       flockfile, ftrylockfile, funlockfile - lock FILE for stdio

       #include <stdio.h>

       void flockfile(FILE *filehandle);
       int ftrylockfile(FILE *filehandle);
       void funlockfile(FILE *filehandle);

   Feature Test Macro Requirements for glibc (see feature_test_macros(7)):

       All functions shown above: _POSIX_C_SOURCE >= 1 || _XOPEN_SOURCE || _BSD_SOURCE || _SVID_SOURCE ||

       The stdio functions are thread-safe.  This is achieved by assigning to each FILE object a lockcount and (if the
       lockcount  is non-zero) an owning thread.  For each library call, these functions wait until the FILE object is
       no longer locked by a different thread, then lock it, do the requested I/O, and unlock the object again.

       (Note: this locking has nothing to do with the file locking done by functions like flock(2) and lockf(3).)

       All this is invisible to the C-programmer, but there may be two reasons to wish for more detailed control.   On
       the  one  hand,  maybe a series of I/O actions by one thread belongs together, and should not be interrupted by
       the I/O of some other thread.  On the other hand, maybe the locking overhead  should  be  avoided  for  greater

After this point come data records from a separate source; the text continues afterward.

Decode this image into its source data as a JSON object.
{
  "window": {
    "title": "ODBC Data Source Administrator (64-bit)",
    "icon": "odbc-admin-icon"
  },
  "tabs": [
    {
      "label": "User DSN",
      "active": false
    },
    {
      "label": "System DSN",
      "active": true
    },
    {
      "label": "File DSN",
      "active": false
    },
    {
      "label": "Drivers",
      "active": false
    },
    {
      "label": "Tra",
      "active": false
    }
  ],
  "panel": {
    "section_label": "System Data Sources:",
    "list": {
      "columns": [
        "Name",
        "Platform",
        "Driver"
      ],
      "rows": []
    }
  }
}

       To  this  end,  a  thread  can explicitly lock the FILE object, then do its series of I/O actions, then unlock.
       This prevents other threads from coming in between.  If the reason for doing this was to achieve greater  effi-
       ciency,  one  does  the  I/O  with  the  non-locking versions of the stdio functions: with getc_unlocked(3) and
       putc_unlocked(3) instead of getc(3) and putc(3).

       The flockfile() function waits for *filehandle to be no longer locked by a different  thread,  then  makes  the
       current thread owner of *filehandle, and increments the lockcount.

       The funlockfile() function decrements the lock count.

       The  ftrylockfile()  function  is  a  non-blocking  version of flockfile().  It does nothing in case some other
       thread owns *filehandle, and it obtains ownership and increments the lockcount otherwise.

       The ftrylockfile() function returns zero for success (the lock was obtained), and non-zero for failure.



       These functions are available when _POSIX_THREAD_SAFE_FUNCTIONS is defined.  They are in libc since libc  5.1.1
       and in glibc since glibc 2.0.


       This  page  is part of release 3.22 of the Linux man-pages project.  A description of the project, and informa-
       tion about reporting bugs, can be found at

                                  2008-08-29                      FLOCKFILE(3)